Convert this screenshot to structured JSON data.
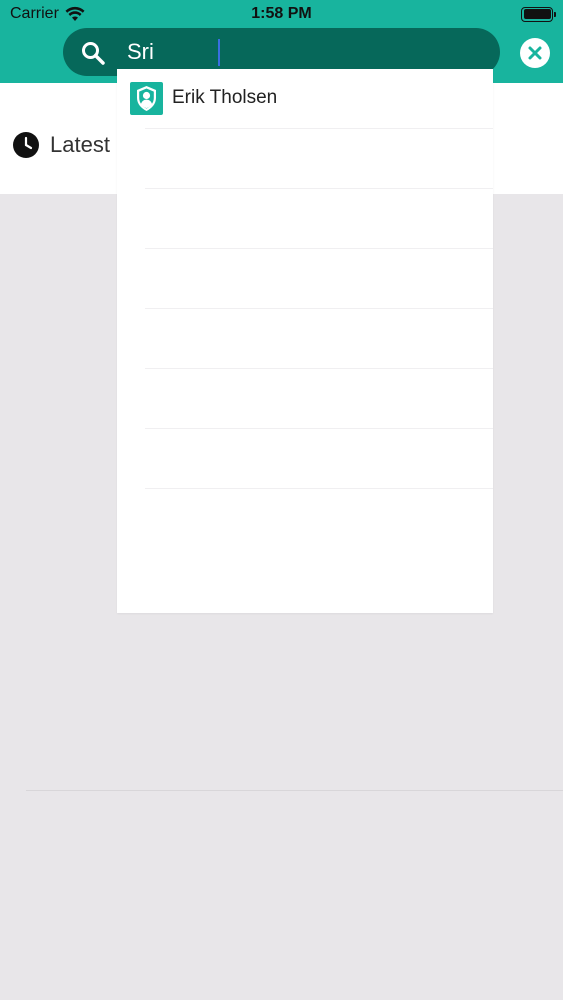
{
  "status_bar": {
    "carrier": "Carrier",
    "time": "1:58 PM"
  },
  "search": {
    "value": "Sri",
    "icon": "search-icon",
    "clear_icon": "close-circle-icon"
  },
  "latest": {
    "label": "Latest",
    "icon": "clock-icon"
  },
  "suggestions": {
    "items": [
      {
        "name": "Erik Tholsen",
        "icon": "user-shield-icon"
      },
      {
        "name": ""
      },
      {
        "name": ""
      },
      {
        "name": ""
      },
      {
        "name": ""
      },
      {
        "name": ""
      },
      {
        "name": ""
      },
      {
        "name": ""
      }
    ]
  },
  "colors": {
    "header": "#18b49e",
    "search_pill": "#06685a",
    "background": "#e8e6e9"
  }
}
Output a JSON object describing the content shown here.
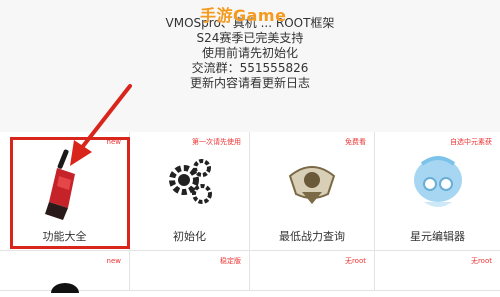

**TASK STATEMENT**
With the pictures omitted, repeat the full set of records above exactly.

**SOLUTION TO THE PROBLEM**
Convert this screenshot to structured JSON data.
{
  "status_bar": {
    "carrier": "Carrier",
    "time": "1:58 PM"
  },
  "search": {
    "value": "Sri",
    "icon": "search-icon",
    "clear_icon": "close-circle-icon"
  },
  "latest": {
    "label": "Latest",
    "icon": "clock-icon"
  },
  "suggestions": {
    "items": [
      {
        "name": "Erik Tholsen",
        "icon": "user-shield-icon"
      },
      {
        "name": ""
      },
      {
        "name": ""
      },
      {
        "name": ""
      },
      {
        "name": ""
      },
      {
        "name": ""
      },
      {
        "name": ""
      },
      {
        "name": ""
      }
    ]
  },
  "colors": {
    "header": "#18b49e",
    "search_pill": "#06685a",
    "background": "#e8e6e9"
  }
}
Output a JSON object describing the content shown here.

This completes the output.